Action item
The output should be all lines of the entries below in which the word "display" occurs.

*** Task inputs ***

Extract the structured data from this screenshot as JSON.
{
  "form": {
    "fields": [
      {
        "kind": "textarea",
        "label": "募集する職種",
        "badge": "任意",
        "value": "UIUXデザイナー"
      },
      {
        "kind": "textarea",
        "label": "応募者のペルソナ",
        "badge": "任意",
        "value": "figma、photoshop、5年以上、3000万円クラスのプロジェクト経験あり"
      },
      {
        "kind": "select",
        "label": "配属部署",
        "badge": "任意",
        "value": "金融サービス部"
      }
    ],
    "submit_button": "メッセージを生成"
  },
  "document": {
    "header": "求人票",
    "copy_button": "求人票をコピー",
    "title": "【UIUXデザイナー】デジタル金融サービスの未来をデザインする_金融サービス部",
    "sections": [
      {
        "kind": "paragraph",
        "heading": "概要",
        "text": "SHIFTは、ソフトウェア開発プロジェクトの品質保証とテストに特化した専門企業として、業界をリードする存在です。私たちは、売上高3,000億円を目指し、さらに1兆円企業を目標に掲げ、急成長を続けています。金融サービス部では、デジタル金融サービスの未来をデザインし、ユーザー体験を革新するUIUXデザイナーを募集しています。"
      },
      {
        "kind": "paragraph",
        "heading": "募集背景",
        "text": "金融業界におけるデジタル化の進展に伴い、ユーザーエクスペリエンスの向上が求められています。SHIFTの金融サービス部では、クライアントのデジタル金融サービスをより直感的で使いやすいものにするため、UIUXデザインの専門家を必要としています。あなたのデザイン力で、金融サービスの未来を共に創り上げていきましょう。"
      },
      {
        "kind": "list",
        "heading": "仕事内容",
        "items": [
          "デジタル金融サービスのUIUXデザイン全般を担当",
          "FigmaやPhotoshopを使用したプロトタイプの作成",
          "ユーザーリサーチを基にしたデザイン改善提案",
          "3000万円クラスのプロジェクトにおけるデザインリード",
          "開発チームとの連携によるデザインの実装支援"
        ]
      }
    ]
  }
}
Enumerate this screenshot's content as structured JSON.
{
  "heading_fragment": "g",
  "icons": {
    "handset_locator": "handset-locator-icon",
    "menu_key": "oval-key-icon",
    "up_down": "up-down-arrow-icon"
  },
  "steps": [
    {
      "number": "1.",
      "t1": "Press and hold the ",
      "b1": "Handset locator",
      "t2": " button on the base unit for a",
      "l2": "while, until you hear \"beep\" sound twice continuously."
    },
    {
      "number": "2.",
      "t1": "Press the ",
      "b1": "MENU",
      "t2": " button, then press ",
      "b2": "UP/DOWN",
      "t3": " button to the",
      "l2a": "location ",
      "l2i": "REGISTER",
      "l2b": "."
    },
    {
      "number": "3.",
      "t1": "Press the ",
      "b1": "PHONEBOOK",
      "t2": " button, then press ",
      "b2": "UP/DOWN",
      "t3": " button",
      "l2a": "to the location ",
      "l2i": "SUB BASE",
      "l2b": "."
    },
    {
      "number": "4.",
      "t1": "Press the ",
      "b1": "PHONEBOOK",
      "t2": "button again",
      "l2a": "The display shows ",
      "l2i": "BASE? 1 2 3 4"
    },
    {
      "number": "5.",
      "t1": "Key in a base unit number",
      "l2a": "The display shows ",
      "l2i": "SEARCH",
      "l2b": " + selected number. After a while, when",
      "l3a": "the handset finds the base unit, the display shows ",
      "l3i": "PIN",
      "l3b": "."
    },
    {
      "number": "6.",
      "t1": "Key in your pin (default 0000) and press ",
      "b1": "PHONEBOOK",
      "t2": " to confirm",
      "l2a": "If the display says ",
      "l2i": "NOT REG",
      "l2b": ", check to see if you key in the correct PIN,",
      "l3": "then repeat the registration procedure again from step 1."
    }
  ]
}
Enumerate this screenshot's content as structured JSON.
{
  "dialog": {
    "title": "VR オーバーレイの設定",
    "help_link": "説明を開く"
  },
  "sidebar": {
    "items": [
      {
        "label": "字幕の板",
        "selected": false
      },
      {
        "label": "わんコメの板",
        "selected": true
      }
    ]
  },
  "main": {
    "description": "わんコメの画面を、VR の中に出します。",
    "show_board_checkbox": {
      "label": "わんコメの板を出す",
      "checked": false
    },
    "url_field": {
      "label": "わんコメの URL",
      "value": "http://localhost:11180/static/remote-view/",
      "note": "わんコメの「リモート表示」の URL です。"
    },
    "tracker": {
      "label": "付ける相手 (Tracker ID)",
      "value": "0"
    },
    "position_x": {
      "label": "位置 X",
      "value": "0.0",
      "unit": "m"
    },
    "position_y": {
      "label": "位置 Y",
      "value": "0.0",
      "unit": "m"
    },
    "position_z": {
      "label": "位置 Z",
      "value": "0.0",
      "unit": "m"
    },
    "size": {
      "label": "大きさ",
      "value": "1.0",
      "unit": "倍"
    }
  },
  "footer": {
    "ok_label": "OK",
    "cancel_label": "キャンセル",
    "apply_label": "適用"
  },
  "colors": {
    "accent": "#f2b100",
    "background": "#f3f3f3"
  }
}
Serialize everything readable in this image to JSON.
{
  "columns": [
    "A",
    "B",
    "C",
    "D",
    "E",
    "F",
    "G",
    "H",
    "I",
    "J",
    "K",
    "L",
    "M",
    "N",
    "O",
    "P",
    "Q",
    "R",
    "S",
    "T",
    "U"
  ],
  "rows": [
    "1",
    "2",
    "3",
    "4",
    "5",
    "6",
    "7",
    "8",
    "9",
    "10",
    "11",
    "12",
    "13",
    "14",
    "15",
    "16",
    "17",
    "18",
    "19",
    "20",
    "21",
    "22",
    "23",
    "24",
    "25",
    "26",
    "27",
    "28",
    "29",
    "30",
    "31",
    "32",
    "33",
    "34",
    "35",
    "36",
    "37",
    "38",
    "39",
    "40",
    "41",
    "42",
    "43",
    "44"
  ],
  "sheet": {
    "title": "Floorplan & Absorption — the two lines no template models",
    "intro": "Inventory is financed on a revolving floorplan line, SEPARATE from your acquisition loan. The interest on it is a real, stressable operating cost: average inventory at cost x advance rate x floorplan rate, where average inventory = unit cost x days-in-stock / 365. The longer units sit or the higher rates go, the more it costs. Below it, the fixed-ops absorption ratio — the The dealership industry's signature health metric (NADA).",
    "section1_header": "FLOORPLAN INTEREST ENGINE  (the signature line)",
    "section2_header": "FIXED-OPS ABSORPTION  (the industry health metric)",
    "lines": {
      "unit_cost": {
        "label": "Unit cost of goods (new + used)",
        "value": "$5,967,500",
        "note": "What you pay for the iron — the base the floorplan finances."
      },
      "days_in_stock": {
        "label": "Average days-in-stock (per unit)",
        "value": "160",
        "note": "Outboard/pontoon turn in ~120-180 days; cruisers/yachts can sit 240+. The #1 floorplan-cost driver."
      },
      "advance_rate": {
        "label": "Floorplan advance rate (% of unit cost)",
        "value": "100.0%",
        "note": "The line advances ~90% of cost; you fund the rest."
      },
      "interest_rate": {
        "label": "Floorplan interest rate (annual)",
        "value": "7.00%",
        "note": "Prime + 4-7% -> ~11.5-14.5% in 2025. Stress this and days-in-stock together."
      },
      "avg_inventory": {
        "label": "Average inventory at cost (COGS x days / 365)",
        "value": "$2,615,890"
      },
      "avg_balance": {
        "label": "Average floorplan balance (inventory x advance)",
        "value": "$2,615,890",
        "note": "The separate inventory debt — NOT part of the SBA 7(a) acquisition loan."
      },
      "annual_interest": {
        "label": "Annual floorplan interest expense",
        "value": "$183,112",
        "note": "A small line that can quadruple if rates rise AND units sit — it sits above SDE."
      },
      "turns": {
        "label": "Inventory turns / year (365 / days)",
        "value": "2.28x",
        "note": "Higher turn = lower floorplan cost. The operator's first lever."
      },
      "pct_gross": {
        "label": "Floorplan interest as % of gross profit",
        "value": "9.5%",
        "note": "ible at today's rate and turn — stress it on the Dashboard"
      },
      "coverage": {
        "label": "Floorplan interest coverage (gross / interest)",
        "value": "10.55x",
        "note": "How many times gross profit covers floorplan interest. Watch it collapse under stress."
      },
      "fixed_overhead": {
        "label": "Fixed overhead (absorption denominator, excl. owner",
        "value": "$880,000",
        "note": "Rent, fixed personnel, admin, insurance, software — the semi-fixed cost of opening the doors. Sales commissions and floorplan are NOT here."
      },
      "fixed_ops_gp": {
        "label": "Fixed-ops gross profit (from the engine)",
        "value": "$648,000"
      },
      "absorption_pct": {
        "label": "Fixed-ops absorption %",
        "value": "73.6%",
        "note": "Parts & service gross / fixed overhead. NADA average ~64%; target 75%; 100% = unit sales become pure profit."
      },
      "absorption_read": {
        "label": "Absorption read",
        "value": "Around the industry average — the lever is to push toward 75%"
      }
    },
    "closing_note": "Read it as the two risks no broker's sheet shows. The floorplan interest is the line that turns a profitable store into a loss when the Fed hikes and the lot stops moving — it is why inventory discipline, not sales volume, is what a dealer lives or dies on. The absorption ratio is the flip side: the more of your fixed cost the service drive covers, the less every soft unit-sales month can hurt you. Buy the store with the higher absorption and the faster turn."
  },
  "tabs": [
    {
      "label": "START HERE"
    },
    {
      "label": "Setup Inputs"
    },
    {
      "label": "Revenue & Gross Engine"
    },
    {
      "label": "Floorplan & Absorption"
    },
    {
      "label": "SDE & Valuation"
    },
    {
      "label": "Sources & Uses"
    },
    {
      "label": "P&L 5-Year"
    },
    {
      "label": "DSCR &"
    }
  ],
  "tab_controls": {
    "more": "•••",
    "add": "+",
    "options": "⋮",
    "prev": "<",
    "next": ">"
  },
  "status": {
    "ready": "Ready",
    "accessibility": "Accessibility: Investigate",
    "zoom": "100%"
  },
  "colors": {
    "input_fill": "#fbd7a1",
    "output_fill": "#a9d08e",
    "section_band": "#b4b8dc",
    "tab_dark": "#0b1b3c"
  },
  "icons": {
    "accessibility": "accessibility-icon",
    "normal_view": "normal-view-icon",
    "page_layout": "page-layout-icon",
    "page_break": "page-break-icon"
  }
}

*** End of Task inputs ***

Solution for this task
      "l2a": "The display shows ",
      "l2a": "The display shows ",
      "l3a": "the handset finds the base unit, the display shows ",
      "l2a": "If the display says ",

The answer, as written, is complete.